Last week I was sitting in my stylist’s chair, struggling to make small talk while she worked her magic on my hair. Thanksgiving was an obvious choice of topic, and I asked her what she would be doing. She told me she usually cooks for her extended family, but this year she had decided they would eat out so that she could start shopping when the stores opened at 5 PM. She elaborated, telling me that Black Friday is a tradition for her and her girlfriends who literally “shop ‘till they drop” from Thursday afternoon until Friday evening. 26 glorious hours of filling bags, trekking to the car and going back for more, more, more. More what? “You should see my girls’ lists! What don’t they want?”
The check-out clerk at Walmart told me she was working 2pm-11pm Thanksgiving Day. They don’t close lest the people arrive in droves and inadvertently trample someone on the way to the greatest buy. I asked her when she would celebrate Thanksgiving. She shrugged and said she wouldn’t but that her mother and brother would be celebrating. At the grocery store, I overheard a manager tell a customer, “We’re only open until 5pm on Thanksgiving. I’ll be out of here by 5:30 and maybe get a few leftovers.”
My fellow Americans—WHAT IS GOING ON?
I have two concerns about all of this.

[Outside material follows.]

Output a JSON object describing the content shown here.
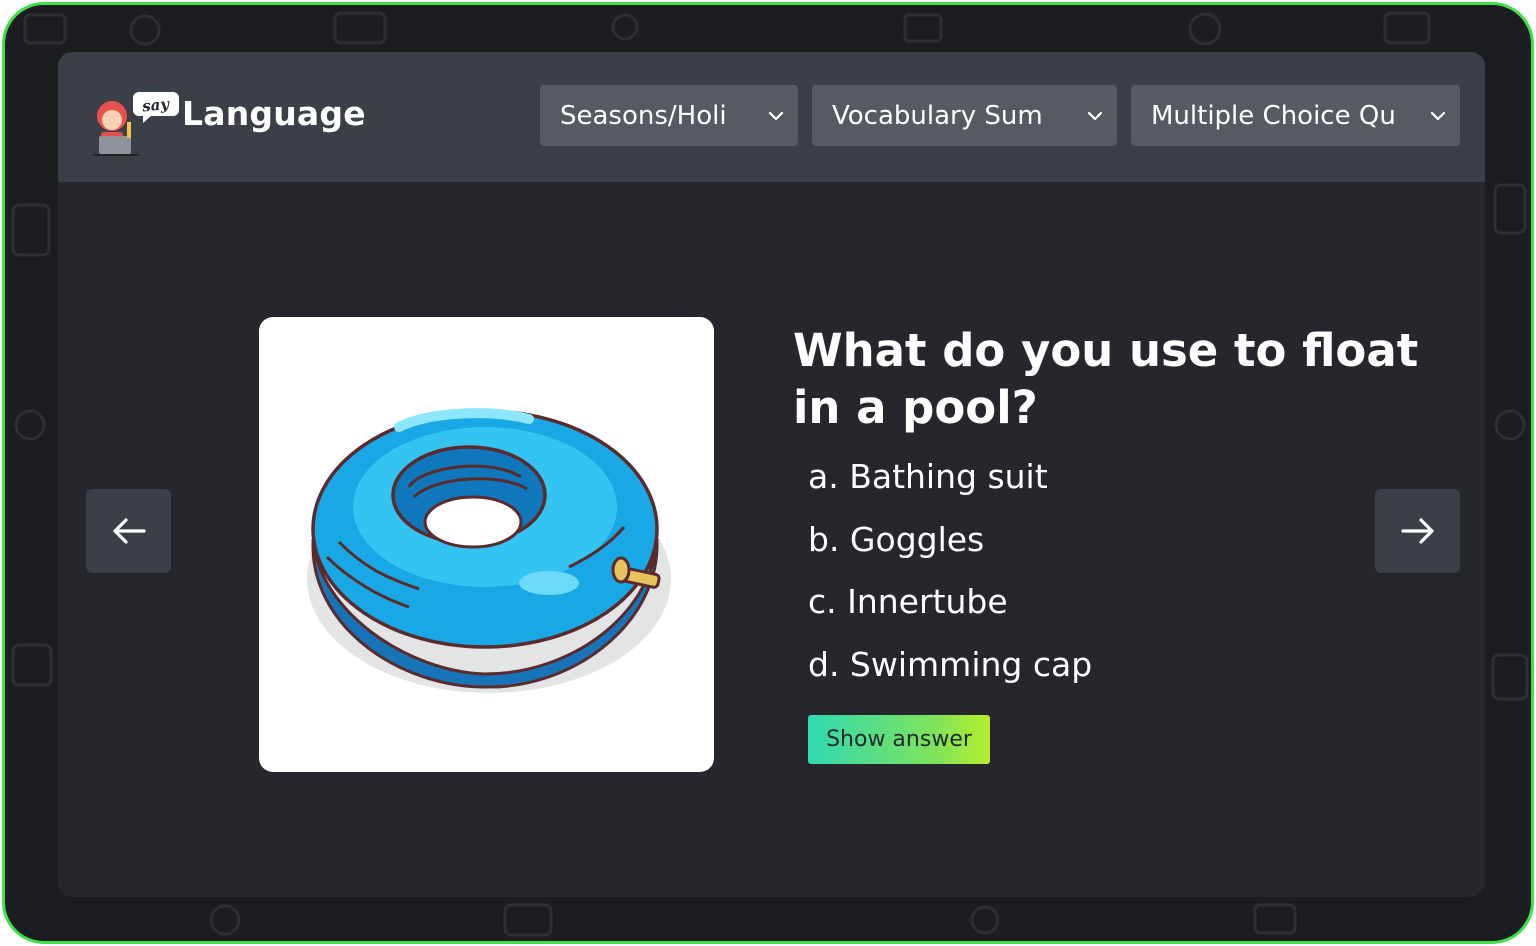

First, it is extremely un-American. Thanksgiving is our holiday, rooted in our nation’s infancy. It is an important part of our history. We should embrace it. One day of the year, set aside to give thanks and celebrate our tremendous blessings as a nation is, in the balance, the very least we can do. And yet, we aren’t doing it. Instead, we are rushing through and past the gratitude to the “more, more, more” that marks the celebration of Christmas.
Which is my second point. If you were the devil trying to distract the world from focusing on the poor, newborn babe in the manger, how would you do it? Rampant materialism might be a good place to start. The central message of Christmas is that God gave the world His best gift. His son, Jesus, is literally all we need. We do not need “door busters” regardless of the price. And yet, how many people will rush away from the good things in life today like good friends, family and the comforts of home in search of deals that will someday be so much junk in a landfill?
I saw an interesting sign recently: “If you woke up today with only the things you thanked God for yesterday, what would you have?” My honest answer? Not much. Which is why I need this holiday.